Task details: Reproduce every entry precisely as written.

Given records:
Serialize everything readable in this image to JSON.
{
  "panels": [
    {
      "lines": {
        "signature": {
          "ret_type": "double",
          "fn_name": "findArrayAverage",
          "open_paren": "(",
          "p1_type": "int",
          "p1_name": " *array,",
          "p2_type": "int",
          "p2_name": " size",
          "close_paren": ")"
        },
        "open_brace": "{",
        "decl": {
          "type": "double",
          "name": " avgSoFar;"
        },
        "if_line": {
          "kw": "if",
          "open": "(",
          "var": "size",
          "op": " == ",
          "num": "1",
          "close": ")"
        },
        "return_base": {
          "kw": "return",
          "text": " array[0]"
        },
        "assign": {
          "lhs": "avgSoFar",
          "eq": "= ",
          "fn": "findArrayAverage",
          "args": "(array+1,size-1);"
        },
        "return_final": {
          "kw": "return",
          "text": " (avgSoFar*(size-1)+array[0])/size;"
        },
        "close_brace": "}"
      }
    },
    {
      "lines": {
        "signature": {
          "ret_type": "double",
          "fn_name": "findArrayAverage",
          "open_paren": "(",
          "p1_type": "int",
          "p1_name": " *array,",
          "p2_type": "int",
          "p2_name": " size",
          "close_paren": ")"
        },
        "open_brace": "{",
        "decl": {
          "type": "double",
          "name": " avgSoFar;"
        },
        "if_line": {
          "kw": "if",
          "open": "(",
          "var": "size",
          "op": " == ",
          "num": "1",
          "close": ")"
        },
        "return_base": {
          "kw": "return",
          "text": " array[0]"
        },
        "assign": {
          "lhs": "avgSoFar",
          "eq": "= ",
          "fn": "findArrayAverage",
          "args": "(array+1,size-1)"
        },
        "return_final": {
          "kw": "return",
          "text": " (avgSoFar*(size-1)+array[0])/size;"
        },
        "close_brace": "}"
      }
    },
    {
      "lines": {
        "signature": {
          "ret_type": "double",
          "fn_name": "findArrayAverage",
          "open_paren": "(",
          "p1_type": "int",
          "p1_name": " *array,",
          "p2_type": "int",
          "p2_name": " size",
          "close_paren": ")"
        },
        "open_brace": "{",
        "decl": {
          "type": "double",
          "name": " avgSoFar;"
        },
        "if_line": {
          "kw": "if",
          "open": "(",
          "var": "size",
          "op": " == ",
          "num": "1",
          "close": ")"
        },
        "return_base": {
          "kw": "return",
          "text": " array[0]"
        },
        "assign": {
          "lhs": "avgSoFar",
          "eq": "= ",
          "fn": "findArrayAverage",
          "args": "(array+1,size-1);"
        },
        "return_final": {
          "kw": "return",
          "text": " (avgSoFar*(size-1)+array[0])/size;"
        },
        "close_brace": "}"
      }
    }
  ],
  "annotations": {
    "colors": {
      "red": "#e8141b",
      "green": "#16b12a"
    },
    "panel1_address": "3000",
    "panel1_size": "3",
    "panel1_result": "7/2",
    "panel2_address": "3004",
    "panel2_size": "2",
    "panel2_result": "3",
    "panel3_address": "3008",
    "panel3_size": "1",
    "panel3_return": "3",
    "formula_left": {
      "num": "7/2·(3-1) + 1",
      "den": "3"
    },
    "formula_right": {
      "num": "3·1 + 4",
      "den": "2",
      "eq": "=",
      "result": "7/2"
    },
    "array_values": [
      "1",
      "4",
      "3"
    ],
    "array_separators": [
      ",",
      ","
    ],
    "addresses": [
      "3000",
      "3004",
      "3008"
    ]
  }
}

Written answer:
Serialize everything readable in this image to JSON.
{
  "panels": [
    {
      "lines": {
        "signature": {
          "ret_type": "double",
          "fn_name": "findArrayAverage",
          "open_paren": "(",
          "p1_type": "int",
          "p1_name": " *array,",
          "p2_type": "int",
          "p2_name": " size",
          "close_paren": ")"
        },
        "open_brace": "{",
        "decl": {
          "type": "double",
          "name": " avgSoFar;"
        },
        "if_line": {
          "kw": "if",
          "open": "(",
          "var": "size",
          "op": " == ",
          "num": "1",
          "close": ")"
        },
        "return_base": {
          "kw": "return",
          "text": " array[0]"
        },
        "assign": {
          "lhs": "avgSoFar",
          "eq": "= ",
          "fn": "findArrayAverage",
          "args": "(array+1,size-1);"
        },
        "return_final": {
          "kw": "return",
          "text": " (avgSoFar*(size-1)+array[0])/size;"
        },
        "close_brace": "}"
      }
    },
    {
      "lines": {
        "signature": {
          "ret_type": "double",
          "fn_name": "findArrayAverage",
          "open_paren": "(",
          "p1_type": "int",
          "p1_name": " *array,",
          "p2_type": "int",
          "p2_name": " size",
          "close_paren": ")"
        },
        "open_brace": "{",
        "decl": {
          "type": "double",
          "name": " avgSoFar;"
        },
        "if_line": {
          "kw": "if",
          "open": "(",
          "var": "size",
          "op": " == ",
          "num": "1",
          "close": ")"
        },
        "return_base": {
          "kw": "return",
          "text": " array[0]"
        },
        "assign": {
          "lhs": "avgSoFar",
          "eq": "= ",
          "fn": "findArrayAverage",
          "args": "(array+1,size-1)"
        },
        "return_final": {
          "kw": "return",
          "text": " (avgSoFar*(size-1)+array[0])/size;"
        },
        "close_brace": "}"
      }
    },
    {
      "lines": {
        "signature": {
          "ret_type": "double",
          "fn_name": "findArrayAverage",
          "open_paren": "(",
          "p1_type": "int",
          "p1_name": " *array,",
          "p2_type": "int",
          "p2_name": " size",
          "close_paren": ")"
        },
        "open_brace": "{",
        "decl": {
          "type": "double",
          "name": " avgSoFar;"
        },
        "if_line": {
          "kw": "if",
          "open": "(",
          "var": "size",
          "op": " == ",
          "num": "1",
          "close": ")"
        },
        "return_base": {
          "kw": "return",
          "text": " array[0]"
        },
        "assign": {
          "lhs": "avgSoFar",
          "eq": "= ",
          "fn": "findArrayAverage",
          "args": "(array+1,size-1);"
        },
        "return_final": {
          "kw": "return",
          "text": " (avgSoFar*(size-1)+array[0])/size;"
        },
        "close_brace": "}"
      }
    }
  ],
  "annotations": {
    "colors": {
      "red": "#e8141b",
      "green": "#16b12a"
    },
    "panel1_address": "3000",
    "panel1_size": "3",
    "panel1_result": "7/2",
    "panel2_address": "3004",
    "panel2_size": "2",
    "panel2_result": "3",
    "panel3_address": "3008",
    "panel3_size": "1",
    "panel3_return": "3",
    "formula_left": {
      "num": "7/2·(3-1) + 1",
      "den": "3"
    },
    "formula_right": {
      "num": "3·1 + 4",
      "den": "2",
      "eq": "=",
      "result": "7/2"
    },
    "array_values": [
      "1",
      "4",
      "3"
    ],
    "array_separators": [
      ",",
      ","
    ],
    "addresses": [
      "3000",
      "3004",
      "3008"
    ]
  }
}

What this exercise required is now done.